A center in the PUBLIC HEALTH SERVICE which is primarily concerned with the collection, analysis, and dissemination of health statistics on vital events and health activities to reflect the health status of people, health needs, and health resources.
The ongoing, systematic collection, analysis, and interpretation of health-related data with the purpose of preventing or controlling disease or injury, or of identifying unusual events of public health importance, followed by the dissemination and use of information for public health action. (From Am J Prev Med 2011;41(6):636)
Payment by individuals or their family for health care services which are not covered by a third-party payer, either insurance or medical assistance.
An approach to health care financing with only one source of money for paying health care providers. The scope may be national (the Canadian System), state-wide, or community-based. The payer may be a governmental unit or other entity such as an insurance company.
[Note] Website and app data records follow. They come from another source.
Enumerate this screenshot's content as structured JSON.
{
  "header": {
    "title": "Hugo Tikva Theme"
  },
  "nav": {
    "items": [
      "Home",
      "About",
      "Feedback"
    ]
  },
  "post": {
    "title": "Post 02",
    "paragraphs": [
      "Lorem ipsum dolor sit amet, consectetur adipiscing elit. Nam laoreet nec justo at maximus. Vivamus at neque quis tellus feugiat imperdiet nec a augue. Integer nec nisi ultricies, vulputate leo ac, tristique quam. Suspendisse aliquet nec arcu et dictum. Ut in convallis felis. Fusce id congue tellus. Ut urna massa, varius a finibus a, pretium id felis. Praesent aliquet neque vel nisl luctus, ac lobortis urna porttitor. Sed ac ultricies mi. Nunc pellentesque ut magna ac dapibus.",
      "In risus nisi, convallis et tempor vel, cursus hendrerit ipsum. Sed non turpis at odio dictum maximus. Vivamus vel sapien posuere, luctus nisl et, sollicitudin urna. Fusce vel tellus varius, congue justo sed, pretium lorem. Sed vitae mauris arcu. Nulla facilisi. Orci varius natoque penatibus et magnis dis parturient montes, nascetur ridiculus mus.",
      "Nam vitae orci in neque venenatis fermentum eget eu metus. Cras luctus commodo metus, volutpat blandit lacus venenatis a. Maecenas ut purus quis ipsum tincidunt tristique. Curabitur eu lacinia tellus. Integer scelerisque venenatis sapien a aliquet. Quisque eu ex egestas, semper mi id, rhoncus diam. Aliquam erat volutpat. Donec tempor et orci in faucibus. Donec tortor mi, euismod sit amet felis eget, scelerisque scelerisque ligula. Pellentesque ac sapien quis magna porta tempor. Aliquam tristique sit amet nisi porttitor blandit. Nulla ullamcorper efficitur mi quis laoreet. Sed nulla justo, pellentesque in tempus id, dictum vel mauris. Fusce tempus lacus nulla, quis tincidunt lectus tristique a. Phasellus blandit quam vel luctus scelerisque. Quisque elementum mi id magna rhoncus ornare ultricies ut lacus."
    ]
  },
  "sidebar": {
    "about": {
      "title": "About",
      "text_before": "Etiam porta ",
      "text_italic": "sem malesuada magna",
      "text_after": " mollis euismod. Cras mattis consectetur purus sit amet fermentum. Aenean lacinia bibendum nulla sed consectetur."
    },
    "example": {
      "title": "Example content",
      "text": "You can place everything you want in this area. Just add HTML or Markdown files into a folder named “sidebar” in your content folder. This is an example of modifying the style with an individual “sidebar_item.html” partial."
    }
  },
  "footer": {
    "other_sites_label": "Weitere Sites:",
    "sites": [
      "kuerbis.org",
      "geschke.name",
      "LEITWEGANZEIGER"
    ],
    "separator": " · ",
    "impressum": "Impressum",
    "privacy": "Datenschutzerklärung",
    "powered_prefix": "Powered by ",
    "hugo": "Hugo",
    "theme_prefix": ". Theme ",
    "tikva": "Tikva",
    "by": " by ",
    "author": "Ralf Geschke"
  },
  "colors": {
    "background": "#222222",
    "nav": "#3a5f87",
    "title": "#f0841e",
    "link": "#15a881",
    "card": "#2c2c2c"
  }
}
The proposed advantages include administrative simplicity for patients and providers, and resulting significant savings in overhead costs. (From Slee and Slee, Health Care Reform Terms, 1993, p106)